The medical causes of fibromyalgia remain a mystery. Individuals who experience the debilitating fatigue and terrible muscle pain of fibromyalgia commonly claim that it is exacerbated by changes in the weather.
Many of these sufferers claim that cold and damp days are routinely correlated with symptom flareups.
A National Fibromyalgia Association study found that individuals with fibromyalgia ranked these weather changes as a leading cause of their pain and stiffness. While the connection between arthritis and temperature changes has mostly been disapproved, the relationship between fibromyalgia symptoms and weather has not been thoroughly vetted. The few research studies that have examined this correlation found very little evidence.
One of the more recent attempts to investigate this connection appeared in the Arthritis Care and Research Journal. The study focused on 333 women of middle-age who suffer from fibromyalgia and examined the connection between environmental factors and their reported levels of fatigue and pain. Researchers tracked humidity levels, precipitation, temperature, sunshine, atmospheric pressure as reported by a meteorological institute.
The research was that in some minor cases they did find the changes in the weather had a small but significant effect on fatigue and pain symptoms. Overall, however, they sound that there was “more evidence against than in support of a uniform influence of weather on daily pain and fatigue.”
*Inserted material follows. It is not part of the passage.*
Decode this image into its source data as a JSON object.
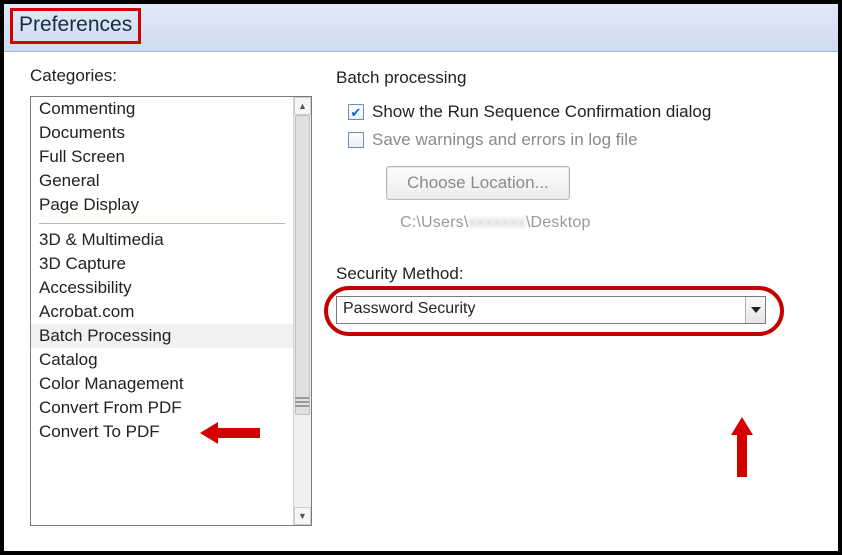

Research studies may not have found a connection between weather change and fibromyalgia flare ups, but many people who suffer from this chronic pain disorder continue to believe that there is a profound connection between the weather and their experience of this disorder.